Lewis recorded, distributed and had a hand in some of the most iconic songs and artists in music history. He released albums by John Lee Hooker. He "helped" write and inspired the classic song 'Suzy-Q". His list of accomplishments are nothing short of amazing.

But, I truly believe that Stan Lewis changed the musical landscape of America forever. And not just because of all the things I listed above, but because of his direct contact and influence over some of the most important and influential artists in American History.

It is well documented that Lewis sold albums to Elvis Presley, Bob Dylan and Buddy Holly...just to name a few. And its not like he caught these guys when they were old men, they were young and impressionable. And Lewis exposed all these guys to songs and artists they may have never come in contact with. Anyone with any sort of connection with the music world, especially artists, will tell you that one song can change your perspective. It can change your way of thinking. It can change your idea of what music can or should be. It can change everything.

So, the fact that Stan talked and sold music to a young Elvis, a young Bob Dylan, a young Buddy Holly...he literally could have given them the little extra inspiration and influence they needed to define their sound.

Lewis is described by many music historians as one of the major players in bringing "black music" into the white mainstream.
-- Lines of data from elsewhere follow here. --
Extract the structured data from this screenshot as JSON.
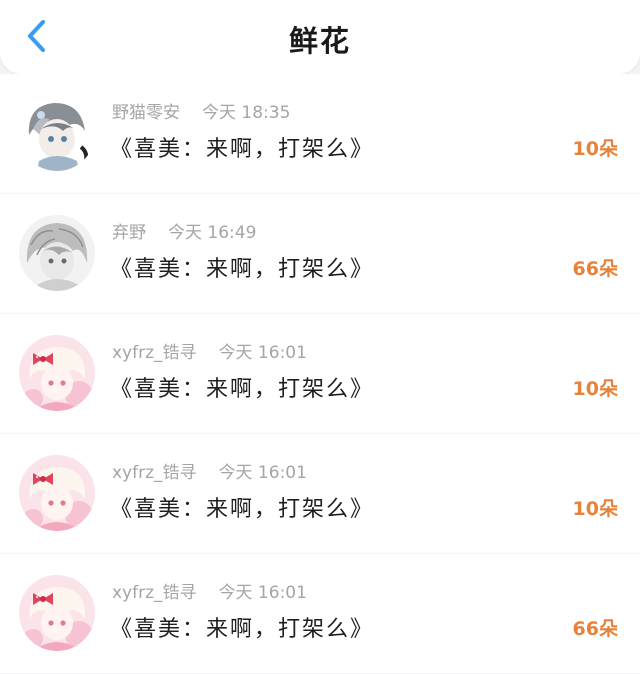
{
  "header": {
    "back_icon": "chevron-left-icon",
    "title": "鲜花"
  },
  "colors": {
    "accent_back": "#3a9bf0",
    "count_orange": "#e8823a",
    "meta_gray": "#a5a5a5"
  },
  "items": [
    {
      "username": "野猫零安",
      "time": "今天 18:35",
      "message": "《喜美：来啊，打架么》",
      "count": "10朵",
      "avatar": "anime-avatar-gray-hair-icon"
    },
    {
      "username": "弃野",
      "time": "今天 16:49",
      "message": "《喜美：来啊，打架么》",
      "count": "66朵",
      "avatar": "anime-avatar-sketch-icon"
    },
    {
      "username": "xyfrz_锆寻",
      "time": "今天 16:01",
      "message": "《喜美：来啊，打架么》",
      "count": "10朵",
      "avatar": "anime-avatar-pink-bow-icon"
    },
    {
      "username": "xyfrz_锆寻",
      "time": "今天 16:01",
      "message": "《喜美：来啊，打架么》",
      "count": "10朵",
      "avatar": "anime-avatar-pink-bow-icon"
    },
    {
      "username": "xyfrz_锆寻",
      "time": "今天 16:01",
      "message": "《喜美：来啊，打架么》",
      "count": "66朵",
      "avatar": "anime-avatar-pink-bow-icon"
    }
  ]
}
If he could change the way people as a whole consumed music, is it really so far fetched to believe that his direct interaction with some of the greatest artist of our time (who also, historically speaking, soaked in musical information like a sponge) could have changed the course of their musical careers? 

I think not.